Your goal >> All entries shown below must be given again word for word.

Data records >>
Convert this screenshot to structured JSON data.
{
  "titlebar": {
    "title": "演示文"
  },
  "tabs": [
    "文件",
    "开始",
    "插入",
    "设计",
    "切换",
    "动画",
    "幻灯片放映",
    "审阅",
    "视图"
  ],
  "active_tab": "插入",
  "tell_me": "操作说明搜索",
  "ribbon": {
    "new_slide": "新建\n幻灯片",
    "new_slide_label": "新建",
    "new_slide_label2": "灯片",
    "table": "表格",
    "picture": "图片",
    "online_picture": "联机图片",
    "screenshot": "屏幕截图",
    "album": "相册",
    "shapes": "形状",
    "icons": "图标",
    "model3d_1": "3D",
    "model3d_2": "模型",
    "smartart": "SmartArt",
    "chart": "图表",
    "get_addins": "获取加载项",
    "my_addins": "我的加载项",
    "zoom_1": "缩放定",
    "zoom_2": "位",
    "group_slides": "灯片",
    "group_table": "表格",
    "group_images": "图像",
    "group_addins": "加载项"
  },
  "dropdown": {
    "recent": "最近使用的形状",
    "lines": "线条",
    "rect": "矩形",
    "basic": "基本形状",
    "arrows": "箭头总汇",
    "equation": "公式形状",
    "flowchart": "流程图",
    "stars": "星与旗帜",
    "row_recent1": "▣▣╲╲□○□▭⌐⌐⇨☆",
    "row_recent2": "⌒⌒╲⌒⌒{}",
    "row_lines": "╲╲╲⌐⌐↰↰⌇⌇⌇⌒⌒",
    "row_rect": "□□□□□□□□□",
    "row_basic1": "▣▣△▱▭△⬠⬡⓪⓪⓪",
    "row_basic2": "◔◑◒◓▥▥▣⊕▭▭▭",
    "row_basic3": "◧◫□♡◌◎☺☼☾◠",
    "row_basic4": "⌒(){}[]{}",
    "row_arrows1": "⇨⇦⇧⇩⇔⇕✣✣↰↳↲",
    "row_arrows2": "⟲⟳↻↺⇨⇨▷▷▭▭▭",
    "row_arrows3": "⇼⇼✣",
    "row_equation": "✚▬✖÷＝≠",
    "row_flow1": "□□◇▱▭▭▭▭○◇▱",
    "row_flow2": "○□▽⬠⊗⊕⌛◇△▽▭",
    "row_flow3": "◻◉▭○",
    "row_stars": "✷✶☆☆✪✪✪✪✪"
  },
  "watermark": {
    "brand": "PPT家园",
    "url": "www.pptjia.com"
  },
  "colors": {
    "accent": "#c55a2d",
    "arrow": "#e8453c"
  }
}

Response to this task >>
Convert this screenshot to structured JSON data.
{
  "titlebar": {
    "title": "演示文"
  },
  "tabs": [
    "文件",
    "开始",
    "插入",
    "设计",
    "切换",
    "动画",
    "幻灯片放映",
    "审阅",
    "视图"
  ],
  "active_tab": "插入",
  "tell_me": "操作说明搜索",
  "ribbon": {
    "new_slide": "新建\n幻灯片",
    "new_slide_label": "新建",
    "new_slide_label2": "灯片",
    "table": "表格",
    "picture": "图片",
    "online_picture": "联机图片",
    "screenshot": "屏幕截图",
    "album": "相册",
    "shapes": "形状",
    "icons": "图标",
    "model3d_1": "3D",
    "model3d_2": "模型",
    "smartart": "SmartArt",
    "chart": "图表",
    "get_addins": "获取加载项",
    "my_addins": "我的加载项",
    "zoom_1": "缩放定",
    "zoom_2": "位",
    "group_slides": "灯片",
    "group_table": "表格",
    "group_images": "图像",
    "group_addins": "加载项"
  },
  "dropdown": {
    "recent": "最近使用的形状",
    "lines": "线条",
    "rect": "矩形",
    "basic": "基本形状",
    "arrows": "箭头总汇",
    "equation": "公式形状",
    "flowchart": "流程图",
    "stars": "星与旗帜",
    "row_recent1": "▣▣╲╲□○□▭⌐⌐⇨☆",
    "row_recent2": "⌒⌒╲⌒⌒{}",
    "row_lines": "╲╲╲⌐⌐↰↰⌇⌇⌇⌒⌒",
    "row_rect": "□□□□□□□□□",
    "row_basic1": "▣▣△▱▭△⬠⬡⓪⓪⓪",
    "row_basic2": "◔◑◒◓▥▥▣⊕▭▭▭",
    "row_basic3": "◧◫□♡◌◎☺☼☾◠",
    "row_basic4": "⌒(){}[]{}",
    "row_arrows1": "⇨⇦⇧⇩⇔⇕✣✣↰↳↲",
    "row_arrows2": "⟲⟳↻↺⇨⇨▷▷▭▭▭",
    "row_arrows3": "⇼⇼✣",
    "row_equation": "✚▬✖÷＝≠",
    "row_flow1": "□□◇▱▭▭▭▭○◇▱",
    "row_flow2": "○□▽⬠⊗⊕⌛◇△▽▭",
    "row_flow3": "◻◉▭○",
    "row_stars": "✷✶☆☆✪✪✪✪✪"
  },
  "watermark": {
    "brand": "PPT家园",
    "url": "www.pptjia.com"
  },
  "colors": {
    "accent": "#c55a2d",
    "arrow": "#e8453c"
  }
}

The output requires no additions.